What Pomerenke is after is a kind of free-form slacker transcendence, the idea that you can meditate your way to higher consciousness, but if you want to cheat and achieve the same effect with drugs, give that a shot too. He’s something of a desert Zen master, preaching the idea that grace can best be achieved when you stop trying; that thought inhibits feeling and effort thwarts pleasure. But the advice that he imparts — “quit your job, take your mom and your dog for a walk in the park” — is the practical stuff of everyday life.
There are musical precedents for Runaway Diamonds: the garage electronica of Le Tigre, the bare assault of Elvis Costello’s “Pills and Soap,” and even the flowery chordal flights of Ben Folds. But between Gabe Hernandez’s eloquent piano playing, Pomerenke’s droll narratives, and the Greek chorous of backing singers (Andrew Lockwood, Lisa Marmur, Yolanda Bejarano, and Riana Riggs), the results feel utterly fresh.
— Gilbert Garcia
Some people thought Kid Rock broke creative ground in 1998 with the lyric, “Bawitdaba da bang a dang diggy diggy.”
Catchy? Absolutely, but nearly 20 years earlier a man named David Parker was laying down exactly the same jabbing “words” on a relatively fresh music scene called hip-hop. And like Kid Rock, who chooses not to go by his given name Bob Ritchie, Parker was better known around his circle of fellow New York rappers as Busy Bee.
Traffic Entertainment/Strong City Records has released an enhanced version of Bee’s 1988 album, Running Thangs.
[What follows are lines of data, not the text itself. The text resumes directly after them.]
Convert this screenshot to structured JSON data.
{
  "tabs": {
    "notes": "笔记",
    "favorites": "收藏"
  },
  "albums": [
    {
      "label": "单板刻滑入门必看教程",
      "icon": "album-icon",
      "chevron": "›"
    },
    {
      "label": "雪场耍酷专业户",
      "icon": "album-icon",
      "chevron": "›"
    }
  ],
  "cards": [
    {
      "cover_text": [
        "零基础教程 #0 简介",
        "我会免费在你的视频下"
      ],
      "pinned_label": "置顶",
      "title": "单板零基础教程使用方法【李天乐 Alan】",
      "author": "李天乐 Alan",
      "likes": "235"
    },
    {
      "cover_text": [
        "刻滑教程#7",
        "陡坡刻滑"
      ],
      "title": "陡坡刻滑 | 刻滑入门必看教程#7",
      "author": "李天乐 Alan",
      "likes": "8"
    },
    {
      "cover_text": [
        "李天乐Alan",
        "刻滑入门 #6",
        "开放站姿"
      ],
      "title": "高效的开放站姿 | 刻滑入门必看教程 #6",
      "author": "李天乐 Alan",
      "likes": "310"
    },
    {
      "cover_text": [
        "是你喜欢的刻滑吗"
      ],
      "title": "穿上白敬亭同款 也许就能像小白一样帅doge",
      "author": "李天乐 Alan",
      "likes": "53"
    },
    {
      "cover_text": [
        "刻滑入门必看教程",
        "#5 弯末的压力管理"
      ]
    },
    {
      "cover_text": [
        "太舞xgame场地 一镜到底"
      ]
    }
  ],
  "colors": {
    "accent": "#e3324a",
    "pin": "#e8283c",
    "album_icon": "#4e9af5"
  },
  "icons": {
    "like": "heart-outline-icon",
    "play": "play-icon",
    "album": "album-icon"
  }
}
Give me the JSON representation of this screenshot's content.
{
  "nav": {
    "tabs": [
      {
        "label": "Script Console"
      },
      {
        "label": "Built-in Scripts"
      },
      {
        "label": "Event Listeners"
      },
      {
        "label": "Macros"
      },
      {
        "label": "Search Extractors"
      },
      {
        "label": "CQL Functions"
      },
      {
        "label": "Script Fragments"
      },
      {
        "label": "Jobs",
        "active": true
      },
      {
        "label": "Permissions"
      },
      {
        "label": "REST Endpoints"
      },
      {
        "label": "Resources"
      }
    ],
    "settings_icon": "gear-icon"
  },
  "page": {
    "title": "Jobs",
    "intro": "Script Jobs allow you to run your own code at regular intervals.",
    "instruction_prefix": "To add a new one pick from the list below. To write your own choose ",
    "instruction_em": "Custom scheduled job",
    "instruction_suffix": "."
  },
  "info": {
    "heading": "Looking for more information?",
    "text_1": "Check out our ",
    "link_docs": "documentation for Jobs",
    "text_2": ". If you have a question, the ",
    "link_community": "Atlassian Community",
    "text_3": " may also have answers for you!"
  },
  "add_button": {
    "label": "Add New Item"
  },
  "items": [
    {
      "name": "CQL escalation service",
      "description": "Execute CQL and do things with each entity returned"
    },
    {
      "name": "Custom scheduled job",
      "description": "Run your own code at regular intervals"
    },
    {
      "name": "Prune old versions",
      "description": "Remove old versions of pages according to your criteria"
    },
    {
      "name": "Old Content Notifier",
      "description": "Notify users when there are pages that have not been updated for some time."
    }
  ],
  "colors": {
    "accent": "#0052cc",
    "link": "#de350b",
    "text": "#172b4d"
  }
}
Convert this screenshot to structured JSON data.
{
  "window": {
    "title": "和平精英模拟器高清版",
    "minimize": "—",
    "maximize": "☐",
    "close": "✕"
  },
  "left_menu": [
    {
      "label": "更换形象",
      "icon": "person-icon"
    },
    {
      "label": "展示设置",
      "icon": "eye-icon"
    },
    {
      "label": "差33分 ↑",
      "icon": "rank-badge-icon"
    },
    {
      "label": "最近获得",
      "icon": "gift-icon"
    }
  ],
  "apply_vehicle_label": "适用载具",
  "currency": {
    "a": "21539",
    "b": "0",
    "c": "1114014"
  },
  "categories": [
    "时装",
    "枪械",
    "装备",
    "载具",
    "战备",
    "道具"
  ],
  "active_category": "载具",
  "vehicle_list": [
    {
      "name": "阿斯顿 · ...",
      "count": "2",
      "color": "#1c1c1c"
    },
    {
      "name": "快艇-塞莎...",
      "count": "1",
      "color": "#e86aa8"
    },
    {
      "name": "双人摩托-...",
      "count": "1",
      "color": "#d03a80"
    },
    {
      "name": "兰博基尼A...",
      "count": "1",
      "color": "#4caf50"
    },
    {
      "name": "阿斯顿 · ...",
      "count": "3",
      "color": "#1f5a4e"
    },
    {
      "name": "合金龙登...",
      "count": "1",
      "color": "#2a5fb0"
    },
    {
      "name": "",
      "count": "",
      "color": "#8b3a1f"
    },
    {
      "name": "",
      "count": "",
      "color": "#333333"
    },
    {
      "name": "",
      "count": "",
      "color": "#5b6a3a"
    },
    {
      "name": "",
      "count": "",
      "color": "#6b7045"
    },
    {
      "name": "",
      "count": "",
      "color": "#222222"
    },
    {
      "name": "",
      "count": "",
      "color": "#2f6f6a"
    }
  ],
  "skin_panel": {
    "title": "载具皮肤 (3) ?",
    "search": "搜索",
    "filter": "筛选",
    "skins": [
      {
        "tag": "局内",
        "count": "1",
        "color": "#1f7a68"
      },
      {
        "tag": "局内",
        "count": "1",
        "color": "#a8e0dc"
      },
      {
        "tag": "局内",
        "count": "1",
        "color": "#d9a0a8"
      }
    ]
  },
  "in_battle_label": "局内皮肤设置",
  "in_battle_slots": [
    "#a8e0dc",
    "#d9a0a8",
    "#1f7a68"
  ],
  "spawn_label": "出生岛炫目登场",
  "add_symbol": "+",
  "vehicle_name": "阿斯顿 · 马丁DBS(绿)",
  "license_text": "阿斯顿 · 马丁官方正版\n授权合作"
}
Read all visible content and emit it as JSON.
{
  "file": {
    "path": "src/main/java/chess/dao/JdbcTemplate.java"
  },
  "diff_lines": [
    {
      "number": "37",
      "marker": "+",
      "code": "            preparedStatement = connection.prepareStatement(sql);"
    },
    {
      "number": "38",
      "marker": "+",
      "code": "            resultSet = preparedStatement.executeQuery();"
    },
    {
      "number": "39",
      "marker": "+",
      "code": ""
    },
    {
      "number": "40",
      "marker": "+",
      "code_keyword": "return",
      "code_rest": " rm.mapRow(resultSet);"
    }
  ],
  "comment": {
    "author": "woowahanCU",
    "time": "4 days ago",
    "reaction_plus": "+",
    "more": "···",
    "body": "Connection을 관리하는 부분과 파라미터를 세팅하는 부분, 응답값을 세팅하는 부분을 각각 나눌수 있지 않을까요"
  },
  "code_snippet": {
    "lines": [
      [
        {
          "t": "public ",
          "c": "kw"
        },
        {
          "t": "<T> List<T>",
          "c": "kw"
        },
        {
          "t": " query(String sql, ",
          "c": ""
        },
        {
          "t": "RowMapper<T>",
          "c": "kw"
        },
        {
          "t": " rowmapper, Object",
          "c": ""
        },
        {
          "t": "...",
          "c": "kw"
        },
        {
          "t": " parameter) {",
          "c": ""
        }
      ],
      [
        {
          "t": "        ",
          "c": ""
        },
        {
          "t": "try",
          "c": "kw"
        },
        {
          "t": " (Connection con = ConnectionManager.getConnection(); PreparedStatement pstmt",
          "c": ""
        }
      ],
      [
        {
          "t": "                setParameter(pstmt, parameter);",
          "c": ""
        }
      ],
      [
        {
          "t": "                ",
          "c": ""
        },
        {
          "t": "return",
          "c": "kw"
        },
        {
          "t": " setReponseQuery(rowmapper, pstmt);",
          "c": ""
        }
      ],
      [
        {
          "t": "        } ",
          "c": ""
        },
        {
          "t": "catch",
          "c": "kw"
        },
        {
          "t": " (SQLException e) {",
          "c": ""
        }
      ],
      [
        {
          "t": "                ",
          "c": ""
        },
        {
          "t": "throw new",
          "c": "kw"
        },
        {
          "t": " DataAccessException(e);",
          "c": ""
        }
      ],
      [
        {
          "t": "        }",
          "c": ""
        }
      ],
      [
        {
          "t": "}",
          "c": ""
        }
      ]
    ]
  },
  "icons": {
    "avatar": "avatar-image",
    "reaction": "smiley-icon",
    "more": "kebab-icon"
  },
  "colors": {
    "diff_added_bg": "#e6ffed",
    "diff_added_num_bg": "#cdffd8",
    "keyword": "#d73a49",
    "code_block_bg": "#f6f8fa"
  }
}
Regarded as his strongest release, the update of the original songs — including “Suicide,” “Converse,” and “Get Busy” — features new mixes and a bonus track with the music video to “Express.”
Back in a time when emceeing was more about quick wit and humor than anything else, Busy Bee easily filled the bill, gaining a reputation as a comedian on the mic by asking the crowd, “What’s your favorite restaurant?” or “If you love your mom, then say ho.”
On his ode to women, aptly titled “Murder,” Bee takes on trifling females with anecdotes that seem tame and maybe even corny compared to Ice-T or Eminem: “Girl named Patty drived a black Caddy/ the girl was so fine I wanted to kiss her daddy.” But wrapped around a simple beat and a solid hook these lyrics are a means to an end for today’s rap game.
Busy Bee also predated and anticipated the war of words between artists such as Jay-Z and Nas by staging actual emceeing throwdowns on the streets of Harlem to establish bragging rights, most notably with Kool Moe Dee of “Wild, Wild West” fame.
An obscure hero from an era when hip-hop was more innocent and less hyped, Busy Bee will serve as an adequate old-school teacher in Emceeing 101.
— Ryan Markmann